* **Brief**
For the data below, please report each line where the word "rest" is found.

BEGIN Given information

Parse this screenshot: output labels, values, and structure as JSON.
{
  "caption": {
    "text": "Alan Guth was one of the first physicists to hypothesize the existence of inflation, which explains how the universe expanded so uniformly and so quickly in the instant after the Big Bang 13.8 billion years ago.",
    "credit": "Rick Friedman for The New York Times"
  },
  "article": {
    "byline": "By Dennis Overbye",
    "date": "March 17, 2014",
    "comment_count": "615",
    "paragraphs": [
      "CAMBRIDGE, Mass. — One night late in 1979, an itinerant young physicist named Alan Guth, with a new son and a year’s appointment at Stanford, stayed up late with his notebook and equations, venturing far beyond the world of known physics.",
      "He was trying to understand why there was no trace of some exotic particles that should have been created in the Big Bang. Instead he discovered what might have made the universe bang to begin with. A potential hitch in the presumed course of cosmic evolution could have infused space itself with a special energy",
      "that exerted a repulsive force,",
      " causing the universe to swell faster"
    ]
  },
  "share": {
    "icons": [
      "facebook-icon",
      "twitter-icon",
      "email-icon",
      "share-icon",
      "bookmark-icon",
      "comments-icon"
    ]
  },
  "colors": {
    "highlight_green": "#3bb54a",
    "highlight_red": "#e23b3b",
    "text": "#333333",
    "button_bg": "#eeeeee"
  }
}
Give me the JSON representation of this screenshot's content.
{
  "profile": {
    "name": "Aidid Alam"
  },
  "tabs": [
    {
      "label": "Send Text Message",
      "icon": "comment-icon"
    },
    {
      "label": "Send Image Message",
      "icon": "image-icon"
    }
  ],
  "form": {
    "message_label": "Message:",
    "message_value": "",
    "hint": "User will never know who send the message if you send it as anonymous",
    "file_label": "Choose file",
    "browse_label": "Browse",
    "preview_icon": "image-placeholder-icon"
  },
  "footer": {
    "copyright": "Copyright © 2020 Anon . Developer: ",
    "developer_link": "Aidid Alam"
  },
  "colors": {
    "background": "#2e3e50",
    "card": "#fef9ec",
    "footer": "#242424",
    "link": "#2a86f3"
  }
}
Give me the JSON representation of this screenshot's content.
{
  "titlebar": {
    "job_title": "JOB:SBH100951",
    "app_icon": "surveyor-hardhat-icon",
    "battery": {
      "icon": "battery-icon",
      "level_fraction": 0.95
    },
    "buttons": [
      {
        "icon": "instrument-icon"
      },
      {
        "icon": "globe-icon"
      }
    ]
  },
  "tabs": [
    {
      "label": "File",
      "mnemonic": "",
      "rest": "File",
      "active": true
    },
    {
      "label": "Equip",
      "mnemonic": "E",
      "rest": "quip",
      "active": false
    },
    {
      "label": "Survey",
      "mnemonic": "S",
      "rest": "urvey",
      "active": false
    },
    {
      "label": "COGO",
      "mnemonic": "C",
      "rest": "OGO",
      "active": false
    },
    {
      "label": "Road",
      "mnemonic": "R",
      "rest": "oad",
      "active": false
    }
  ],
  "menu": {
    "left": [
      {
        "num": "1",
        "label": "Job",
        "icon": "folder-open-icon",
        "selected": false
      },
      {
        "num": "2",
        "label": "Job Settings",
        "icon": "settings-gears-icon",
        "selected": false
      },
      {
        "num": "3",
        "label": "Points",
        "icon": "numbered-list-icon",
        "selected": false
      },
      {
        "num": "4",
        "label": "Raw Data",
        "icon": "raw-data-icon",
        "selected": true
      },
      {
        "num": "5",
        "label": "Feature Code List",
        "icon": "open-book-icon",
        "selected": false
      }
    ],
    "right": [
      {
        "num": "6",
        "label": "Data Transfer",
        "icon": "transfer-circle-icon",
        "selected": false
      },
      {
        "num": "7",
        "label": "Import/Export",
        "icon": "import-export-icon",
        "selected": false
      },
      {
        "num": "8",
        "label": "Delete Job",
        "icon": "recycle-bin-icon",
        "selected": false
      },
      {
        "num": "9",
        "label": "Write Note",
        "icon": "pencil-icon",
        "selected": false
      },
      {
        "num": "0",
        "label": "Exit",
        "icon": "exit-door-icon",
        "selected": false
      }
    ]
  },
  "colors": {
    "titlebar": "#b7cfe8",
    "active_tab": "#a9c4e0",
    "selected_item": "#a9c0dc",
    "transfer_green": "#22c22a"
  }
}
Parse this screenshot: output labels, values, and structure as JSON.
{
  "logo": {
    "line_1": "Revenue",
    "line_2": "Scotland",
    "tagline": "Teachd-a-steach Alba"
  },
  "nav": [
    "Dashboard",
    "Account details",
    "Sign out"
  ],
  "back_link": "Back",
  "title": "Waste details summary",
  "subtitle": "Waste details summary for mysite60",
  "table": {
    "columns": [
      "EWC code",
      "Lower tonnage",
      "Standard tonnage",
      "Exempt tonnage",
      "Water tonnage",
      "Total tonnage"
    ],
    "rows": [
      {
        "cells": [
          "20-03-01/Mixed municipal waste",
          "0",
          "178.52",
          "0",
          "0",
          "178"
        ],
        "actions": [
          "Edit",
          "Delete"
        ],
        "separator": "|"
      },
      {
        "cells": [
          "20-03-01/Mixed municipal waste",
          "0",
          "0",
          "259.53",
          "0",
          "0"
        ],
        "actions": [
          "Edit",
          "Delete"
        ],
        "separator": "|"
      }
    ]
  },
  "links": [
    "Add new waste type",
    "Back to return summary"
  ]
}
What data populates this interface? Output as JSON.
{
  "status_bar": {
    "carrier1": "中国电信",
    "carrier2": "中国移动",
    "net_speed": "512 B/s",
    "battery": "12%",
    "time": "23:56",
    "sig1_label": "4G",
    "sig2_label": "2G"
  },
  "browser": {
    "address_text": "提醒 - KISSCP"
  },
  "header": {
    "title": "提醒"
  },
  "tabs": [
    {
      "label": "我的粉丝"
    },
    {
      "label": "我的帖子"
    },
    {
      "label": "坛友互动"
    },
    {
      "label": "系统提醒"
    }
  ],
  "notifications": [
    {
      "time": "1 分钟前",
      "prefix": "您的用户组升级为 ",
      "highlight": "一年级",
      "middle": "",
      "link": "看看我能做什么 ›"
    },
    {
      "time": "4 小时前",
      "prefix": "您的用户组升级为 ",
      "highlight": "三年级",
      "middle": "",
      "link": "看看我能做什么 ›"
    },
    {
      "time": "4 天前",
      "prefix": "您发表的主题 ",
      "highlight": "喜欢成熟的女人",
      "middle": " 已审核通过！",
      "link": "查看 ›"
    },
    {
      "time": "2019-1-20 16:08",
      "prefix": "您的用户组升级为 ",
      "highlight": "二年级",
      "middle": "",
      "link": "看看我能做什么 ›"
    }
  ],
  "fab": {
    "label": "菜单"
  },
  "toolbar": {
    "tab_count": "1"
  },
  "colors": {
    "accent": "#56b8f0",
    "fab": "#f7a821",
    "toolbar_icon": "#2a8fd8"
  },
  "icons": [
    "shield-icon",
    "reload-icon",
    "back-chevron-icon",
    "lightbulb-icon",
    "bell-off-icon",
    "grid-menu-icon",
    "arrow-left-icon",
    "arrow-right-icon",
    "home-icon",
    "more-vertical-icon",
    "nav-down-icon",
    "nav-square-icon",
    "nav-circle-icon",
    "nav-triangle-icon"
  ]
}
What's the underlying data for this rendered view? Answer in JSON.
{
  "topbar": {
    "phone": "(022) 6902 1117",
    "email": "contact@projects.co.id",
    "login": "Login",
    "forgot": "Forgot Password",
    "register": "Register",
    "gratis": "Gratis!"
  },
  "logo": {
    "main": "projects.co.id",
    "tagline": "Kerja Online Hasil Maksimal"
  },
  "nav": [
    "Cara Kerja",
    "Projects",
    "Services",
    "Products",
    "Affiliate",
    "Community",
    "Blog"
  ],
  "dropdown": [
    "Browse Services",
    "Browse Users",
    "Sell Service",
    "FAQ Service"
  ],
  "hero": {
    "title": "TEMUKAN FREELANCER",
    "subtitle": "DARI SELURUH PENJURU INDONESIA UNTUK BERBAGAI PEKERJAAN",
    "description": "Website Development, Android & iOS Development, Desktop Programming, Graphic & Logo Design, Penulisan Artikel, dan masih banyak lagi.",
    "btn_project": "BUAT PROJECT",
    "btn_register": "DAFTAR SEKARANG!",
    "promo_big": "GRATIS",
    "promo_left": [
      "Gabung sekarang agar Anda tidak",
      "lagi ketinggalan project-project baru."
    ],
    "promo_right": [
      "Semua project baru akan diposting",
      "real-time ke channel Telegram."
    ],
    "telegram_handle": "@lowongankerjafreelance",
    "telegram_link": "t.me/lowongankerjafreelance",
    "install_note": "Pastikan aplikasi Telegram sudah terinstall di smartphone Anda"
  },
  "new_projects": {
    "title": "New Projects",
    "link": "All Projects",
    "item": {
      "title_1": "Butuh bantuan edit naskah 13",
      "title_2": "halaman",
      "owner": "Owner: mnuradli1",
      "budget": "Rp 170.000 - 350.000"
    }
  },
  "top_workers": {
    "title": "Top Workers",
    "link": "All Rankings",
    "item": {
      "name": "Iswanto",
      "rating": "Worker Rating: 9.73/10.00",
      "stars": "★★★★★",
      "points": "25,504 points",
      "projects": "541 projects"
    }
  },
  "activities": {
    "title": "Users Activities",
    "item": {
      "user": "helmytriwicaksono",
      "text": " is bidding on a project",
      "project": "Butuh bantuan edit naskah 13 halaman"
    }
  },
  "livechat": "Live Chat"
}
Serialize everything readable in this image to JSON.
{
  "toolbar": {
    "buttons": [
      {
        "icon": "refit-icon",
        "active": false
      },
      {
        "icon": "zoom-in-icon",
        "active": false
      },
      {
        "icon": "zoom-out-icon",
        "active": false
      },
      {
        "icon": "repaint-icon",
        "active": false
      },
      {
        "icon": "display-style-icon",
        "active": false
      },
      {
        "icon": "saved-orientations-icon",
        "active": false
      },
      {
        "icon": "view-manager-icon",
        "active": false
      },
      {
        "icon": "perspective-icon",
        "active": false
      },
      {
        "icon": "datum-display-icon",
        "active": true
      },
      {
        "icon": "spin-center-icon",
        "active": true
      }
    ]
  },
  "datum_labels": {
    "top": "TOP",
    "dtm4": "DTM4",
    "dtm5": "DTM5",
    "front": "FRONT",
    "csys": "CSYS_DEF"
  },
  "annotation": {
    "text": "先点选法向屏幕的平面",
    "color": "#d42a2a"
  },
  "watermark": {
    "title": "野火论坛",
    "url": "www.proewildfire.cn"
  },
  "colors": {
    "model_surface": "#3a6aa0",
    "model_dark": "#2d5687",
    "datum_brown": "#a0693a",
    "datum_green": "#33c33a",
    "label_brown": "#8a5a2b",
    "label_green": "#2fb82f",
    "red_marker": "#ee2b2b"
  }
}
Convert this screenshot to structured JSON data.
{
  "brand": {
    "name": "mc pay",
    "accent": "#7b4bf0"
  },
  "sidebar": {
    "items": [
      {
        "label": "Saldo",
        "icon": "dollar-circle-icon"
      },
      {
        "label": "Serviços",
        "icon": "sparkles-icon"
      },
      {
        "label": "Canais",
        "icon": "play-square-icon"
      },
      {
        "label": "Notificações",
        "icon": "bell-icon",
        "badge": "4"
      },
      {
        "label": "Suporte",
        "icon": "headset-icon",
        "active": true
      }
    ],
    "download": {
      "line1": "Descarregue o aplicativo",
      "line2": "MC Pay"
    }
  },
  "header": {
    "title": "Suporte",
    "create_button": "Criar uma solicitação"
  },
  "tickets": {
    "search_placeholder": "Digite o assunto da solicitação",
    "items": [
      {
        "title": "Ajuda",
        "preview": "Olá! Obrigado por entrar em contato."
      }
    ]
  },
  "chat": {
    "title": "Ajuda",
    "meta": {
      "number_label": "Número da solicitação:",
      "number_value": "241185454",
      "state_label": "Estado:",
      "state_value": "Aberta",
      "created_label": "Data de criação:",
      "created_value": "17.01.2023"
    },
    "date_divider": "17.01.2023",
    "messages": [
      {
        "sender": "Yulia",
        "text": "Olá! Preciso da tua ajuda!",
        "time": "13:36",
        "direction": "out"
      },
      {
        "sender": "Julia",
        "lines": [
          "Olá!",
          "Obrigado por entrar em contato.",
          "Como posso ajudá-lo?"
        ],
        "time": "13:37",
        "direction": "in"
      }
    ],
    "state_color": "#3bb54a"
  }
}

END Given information

* **Reply to the exercise**
      "rest": "File",
      "rest": "quip",
      "rest": "urvey",
      "rest": "OGO",
      "rest": "oad",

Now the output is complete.